“The broadband in Falmouth is not nearly as good as the broadband in nearby urban centers and the surrounding suburbs,” reads the study.
The study was done specifically for Falmouth, but contends the broadband system in Falmouth is like the rest of the Cape.
“One thing we learned is the entire Cape has nearly the identical broadband situation. Verizon has not built any FiOS on the Cape and all of the communities are served by a combination of Comcast along with Verizon DSL,” reads the study.
Should internet providers be treated like a public utility?
Truro, a significantly rural community with a year-round population of around 2,000, has had its struggles with internet connectivity. Select Board chair Robert Weinstein said up until two years ago, many residents depended on satellite service, which he said was horrible. After nearly a decade of battling with Comcast, Truro was able to get adequate wiring, he said.
Weinstein doesn’t blame Comcast, but the federal government.
The federal government, he said, allows internet companies to be treated like entertainment companies rather than a public utility, which means they aren’t obligated to wire every town.
“In terms of internet, we’re a Third World nation,” he said.

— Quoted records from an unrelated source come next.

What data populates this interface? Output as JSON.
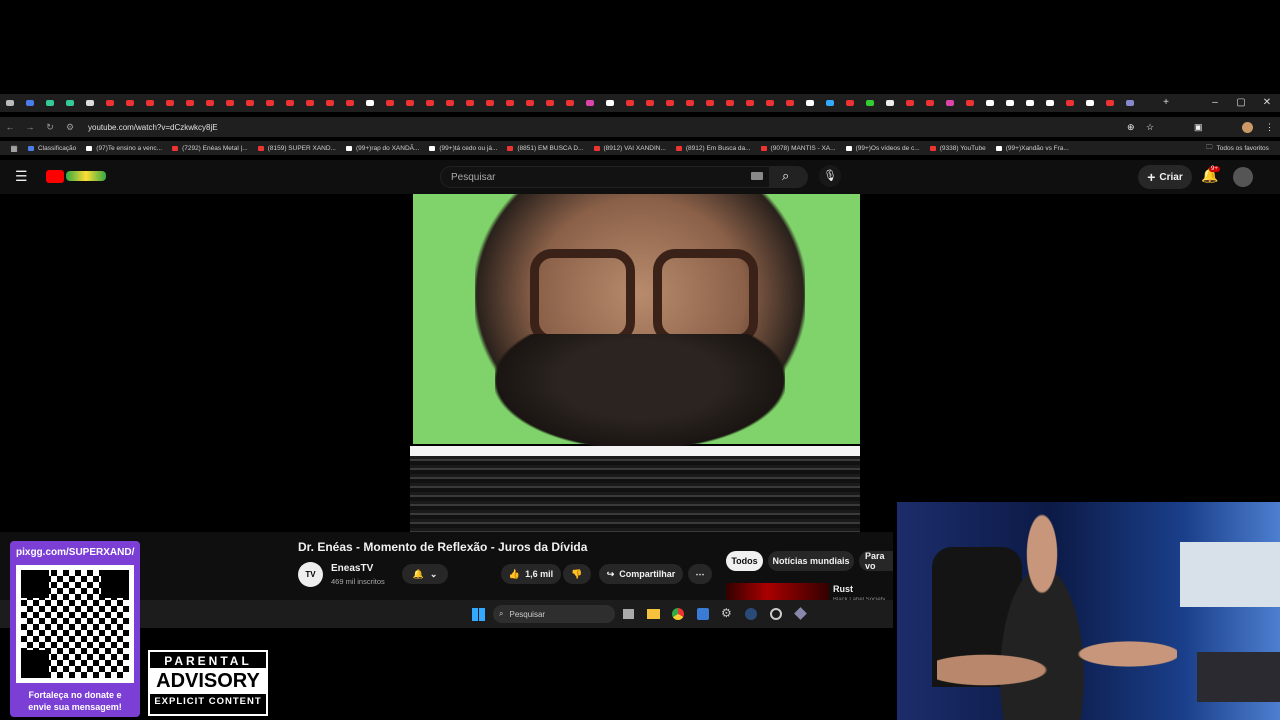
{
  "browser": {
    "url": "youtube.com/watch?v=dCzkwkcy8jE",
    "bookmarks": [
      {
        "label": "Classificação",
        "color": "#4a7de8"
      },
      {
        "label": "(97)Te ensino a venc...",
        "color": "#ffffff"
      },
      {
        "label": "(7292) Enéas Metal |...",
        "color": "#e33"
      },
      {
        "label": "(8159) SUPER XAND...",
        "color": "#e33"
      },
      {
        "label": "(99+)rap do XANDÃ...",
        "color": "#ffffff"
      },
      {
        "label": "(99+)tá cedo ou já...",
        "color": "#ffffff"
      },
      {
        "label": "(8851) EM BUSCA D...",
        "color": "#e33"
      },
      {
        "label": "(8912) VAI XANDIN...",
        "color": "#e33"
      },
      {
        "label": "(8912) Em Busca da...",
        "color": "#e33"
      },
      {
        "label": "(9078) MANTIS - XA...",
        "color": "#e33"
      },
      {
        "label": "(99+)Os vídeos de c...",
        "color": "#ffffff"
      },
      {
        "label": "(9338) YouTube",
        "color": "#e33"
      },
      {
        "label": "(99+)Xandão vs Fra...",
        "color": "#ffffff"
      }
    ],
    "all_bookmarks": "Todos os favoritos"
  },
  "youtube": {
    "search_placeholder": "Pesquisar",
    "create_label": "Criar",
    "notif_badge": "9+",
    "video_title": "Dr. Enéas - Momento de Reflexão - Juros da Dívida",
    "channel_name": "EneasTV",
    "subscribers": "469 mil inscritos",
    "likes": "1,6 mil",
    "share_label": "Compartilhar",
    "chips": [
      "Todos",
      "Notícias mundiais",
      "Para vo"
    ],
    "rec_title": "Rust",
    "rec_sub": "Black Label Society"
  },
  "taskbar": {
    "search_label": "Pesquisar"
  },
  "overlay": {
    "qr_url": "pixgg.com/SUPERXAND/",
    "donate_text_1": "Fortaleça no donate e",
    "donate_text_2": "envie sua mensagem!",
    "advisory_top": "PARENTAL",
    "advisory_mid": "ADVISORY",
    "advisory_bottom": "EXPLICIT CONTENT"
  }
}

Truro resident Curtis Hartman said at his old home on Long Nook Road, he couldn’t get wired internet service. He has moved to a different part of town served by Comcast where he said service is “adequate.”
Hartman said there have always been parts of the town that Comcast has refused to wire. However, because internet is mandatory today, he believes that internet companies should operate like a regulated utility, rather than merely a business.

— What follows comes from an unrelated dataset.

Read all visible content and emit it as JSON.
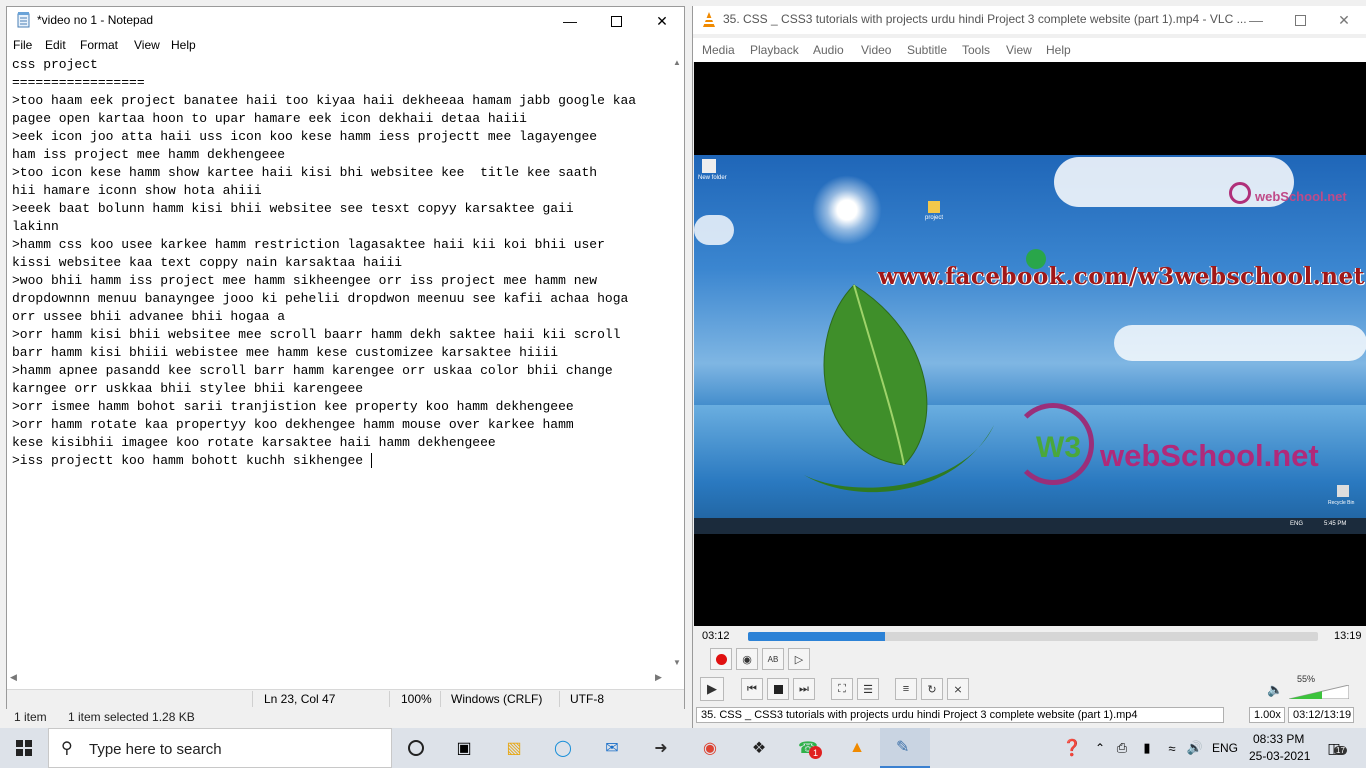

Marc Goodman, a director of public relations for Comcast, said there’s no difference between the broadband systems for Comcast customers on the Cape and those in Boston. He said Comcast has invested billions in its network, and that the network design in Falmouth and in Boston is identical.
Comcast also has invested thousands of miles of fiber in its network, including on Cape Cod, he said, and is working to offer customers multi-gigabit speeds on its existing infrastructure.
“Across Massachusetts and Cape Cod, Comcast has invested billions in our smart, fast and reliable fiber-rich network to deliver residential broadband speeds up to 1.2 gigabits per second and business speeds up to 100 gigabits per second for our customers. We will continue to invest in our network, our technology and our local workforce to offer residents and businesses throughout the Cape unbeatable internet with the best connection, advanced cybersecurity, faster speeds and the best technology available,” said Goodman.
Additionally, Goodman hopes that Xfinity customers on the Cape who have issues deal directly with Xfinity employees, such as by going to their stores in Falmouth or Hyannis or talking to customer service by phone or online.